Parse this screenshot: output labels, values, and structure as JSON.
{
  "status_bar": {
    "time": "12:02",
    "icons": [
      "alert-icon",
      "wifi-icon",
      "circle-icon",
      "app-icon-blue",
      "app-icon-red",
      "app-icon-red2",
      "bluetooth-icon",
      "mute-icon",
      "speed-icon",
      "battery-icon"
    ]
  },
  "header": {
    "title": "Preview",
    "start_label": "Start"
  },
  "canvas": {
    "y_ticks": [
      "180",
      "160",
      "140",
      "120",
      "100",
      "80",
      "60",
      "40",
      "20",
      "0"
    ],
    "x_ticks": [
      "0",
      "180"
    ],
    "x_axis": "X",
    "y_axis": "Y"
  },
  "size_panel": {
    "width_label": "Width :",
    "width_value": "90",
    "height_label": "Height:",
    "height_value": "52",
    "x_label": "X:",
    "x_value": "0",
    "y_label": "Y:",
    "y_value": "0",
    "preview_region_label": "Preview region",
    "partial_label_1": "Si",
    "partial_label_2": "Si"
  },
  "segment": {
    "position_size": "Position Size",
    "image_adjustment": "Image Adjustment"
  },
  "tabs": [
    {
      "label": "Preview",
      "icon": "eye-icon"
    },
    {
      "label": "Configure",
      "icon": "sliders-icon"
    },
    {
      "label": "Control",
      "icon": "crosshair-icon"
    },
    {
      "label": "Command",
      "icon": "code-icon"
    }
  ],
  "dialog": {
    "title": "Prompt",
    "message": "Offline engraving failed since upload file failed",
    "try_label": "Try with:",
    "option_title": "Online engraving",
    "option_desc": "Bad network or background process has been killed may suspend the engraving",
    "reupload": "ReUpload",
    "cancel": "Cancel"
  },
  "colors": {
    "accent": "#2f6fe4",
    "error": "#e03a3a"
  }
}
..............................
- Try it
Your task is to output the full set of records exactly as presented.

- Response to the exercise
Parse this screenshot: output labels, values, and structure as JSON.
{
  "status_bar": {
    "time": "12:02",
    "icons": [
      "alert-icon",
      "wifi-icon",
      "circle-icon",
      "app-icon-blue",
      "app-icon-red",
      "app-icon-red2",
      "bluetooth-icon",
      "mute-icon",
      "speed-icon",
      "battery-icon"
    ]
  },
  "header": {
    "title": "Preview",
    "start_label": "Start"
  },
  "canvas": {
    "y_ticks": [
      "180",
      "160",
      "140",
      "120",
      "100",
      "80",
      "60",
      "40",
      "20",
      "0"
    ],
    "x_ticks": [
      "0",
      "180"
    ],
    "x_axis": "X",
    "y_axis": "Y"
  },
  "size_panel": {
    "width_label": "Width :",
    "width_value": "90",
    "height_label": "Height:",
    "height_value": "52",
    "x_label": "X:",
    "x_value": "0",
    "y_label": "Y:",
    "y_value": "0",
    "preview_region_label": "Preview region",
    "partial_label_1": "Si",
    "partial_label_2": "Si"
  },
  "segment": {
    "position_size": "Position Size",
    "image_adjustment": "Image Adjustment"
  },
  "tabs": [
    {
      "label": "Preview",
      "icon": "eye-icon"
    },
    {
      "label": "Configure",
      "icon": "sliders-icon"
    },
    {
      "label": "Control",
      "icon": "crosshair-icon"
    },
    {
      "label": "Command",
      "icon": "code-icon"
    }
  ],
  "dialog": {
    "title": "Prompt",
    "message": "Offline engraving failed since upload file failed",
    "try_label": "Try with:",
    "option_title": "Online engraving",
    "option_desc": "Bad network or background process has been killed may suspend the engraving",
    "reupload": "ReUpload",
    "cancel": "Cancel"
  },
  "colors": {
    "accent": "#2f6fe4",
    "error": "#e03a3a"
  }
}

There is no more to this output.